All of the records must be set down again word for word.

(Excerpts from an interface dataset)
○ ○ ○ ○ ○

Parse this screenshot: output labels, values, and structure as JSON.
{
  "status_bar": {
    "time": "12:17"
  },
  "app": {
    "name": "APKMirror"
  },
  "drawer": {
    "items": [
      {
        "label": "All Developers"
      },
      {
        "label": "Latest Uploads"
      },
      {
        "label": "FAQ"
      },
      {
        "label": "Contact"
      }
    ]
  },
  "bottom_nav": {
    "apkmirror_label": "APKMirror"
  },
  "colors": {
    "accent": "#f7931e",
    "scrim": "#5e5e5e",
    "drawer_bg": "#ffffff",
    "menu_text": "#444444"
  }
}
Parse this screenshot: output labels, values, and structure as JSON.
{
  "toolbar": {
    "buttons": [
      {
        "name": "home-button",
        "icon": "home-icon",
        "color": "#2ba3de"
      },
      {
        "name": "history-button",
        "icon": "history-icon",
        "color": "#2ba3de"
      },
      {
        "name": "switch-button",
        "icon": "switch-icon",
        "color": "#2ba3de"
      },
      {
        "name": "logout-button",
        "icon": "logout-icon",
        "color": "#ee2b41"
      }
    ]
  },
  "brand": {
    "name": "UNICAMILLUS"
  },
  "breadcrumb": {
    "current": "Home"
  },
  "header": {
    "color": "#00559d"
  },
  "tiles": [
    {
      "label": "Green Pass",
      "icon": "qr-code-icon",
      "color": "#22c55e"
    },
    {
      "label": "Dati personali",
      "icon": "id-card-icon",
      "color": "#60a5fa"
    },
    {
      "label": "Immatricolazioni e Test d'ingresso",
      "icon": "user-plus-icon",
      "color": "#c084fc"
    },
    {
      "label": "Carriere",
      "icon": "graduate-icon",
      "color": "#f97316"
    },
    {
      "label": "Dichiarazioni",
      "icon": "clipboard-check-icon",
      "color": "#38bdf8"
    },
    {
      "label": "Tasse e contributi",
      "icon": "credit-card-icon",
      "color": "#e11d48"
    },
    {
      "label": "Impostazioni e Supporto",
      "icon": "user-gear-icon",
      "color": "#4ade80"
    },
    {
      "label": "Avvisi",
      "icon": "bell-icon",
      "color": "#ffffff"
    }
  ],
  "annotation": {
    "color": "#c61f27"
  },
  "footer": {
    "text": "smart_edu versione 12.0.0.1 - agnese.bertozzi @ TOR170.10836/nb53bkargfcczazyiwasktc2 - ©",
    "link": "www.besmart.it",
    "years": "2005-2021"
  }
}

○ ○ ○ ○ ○

◆ Task output
Parse this screenshot: output labels, values, and structure as JSON.
{
  "status_bar": {
    "time": "12:17"
  },
  "app": {
    "name": "APKMirror"
  },
  "drawer": {
    "items": [
      {
        "label": "All Developers"
      },
      {
        "label": "Latest Uploads"
      },
      {
        "label": "FAQ"
      },
      {
        "label": "Contact"
      }
    ]
  },
  "bottom_nav": {
    "apkmirror_label": "APKMirror"
  },
  "colors": {
    "accent": "#f7931e",
    "scrim": "#5e5e5e",
    "drawer_bg": "#ffffff",
    "menu_text": "#444444"
  }
}
Parse this screenshot: output labels, values, and structure as JSON.
{
  "toolbar": {
    "buttons": [
      {
        "name": "home-button",
        "icon": "home-icon",
        "color": "#2ba3de"
      },
      {
        "name": "history-button",
        "icon": "history-icon",
        "color": "#2ba3de"
      },
      {
        "name": "switch-button",
        "icon": "switch-icon",
        "color": "#2ba3de"
      },
      {
        "name": "logout-button",
        "icon": "logout-icon",
        "color": "#ee2b41"
      }
    ]
  },
  "brand": {
    "name": "UNICAMILLUS"
  },
  "breadcrumb": {
    "current": "Home"
  },
  "header": {
    "color": "#00559d"
  },
  "tiles": [
    {
      "label": "Green Pass",
      "icon": "qr-code-icon",
      "color": "#22c55e"
    },
    {
      "label": "Dati personali",
      "icon": "id-card-icon",
      "color": "#60a5fa"
    },
    {
      "label": "Immatricolazioni e Test d'ingresso",
      "icon": "user-plus-icon",
      "color": "#c084fc"
    },
    {
      "label": "Carriere",
      "icon": "graduate-icon",
      "color": "#f97316"
    },
    {
      "label": "Dichiarazioni",
      "icon": "clipboard-check-icon",
      "color": "#38bdf8"
    },
    {
      "label": "Tasse e contributi",
      "icon": "credit-card-icon",
      "color": "#e11d48"
    },
    {
      "label": "Impostazioni e Supporto",
      "icon": "user-gear-icon",
      "color": "#4ade80"
    },
    {
      "label": "Avvisi",
      "icon": "bell-icon",
      "color": "#ffffff"
    }
  ],
  "annotation": {
    "color": "#c61f27"
  },
  "footer": {
    "text": "smart_edu versione 12.0.0.1 - agnese.bertozzi @ TOR170.10836/nb53bkargfcczazyiwasktc2 - ©",
    "link": "www.besmart.it",
    "years": "2005-2021"
  }
}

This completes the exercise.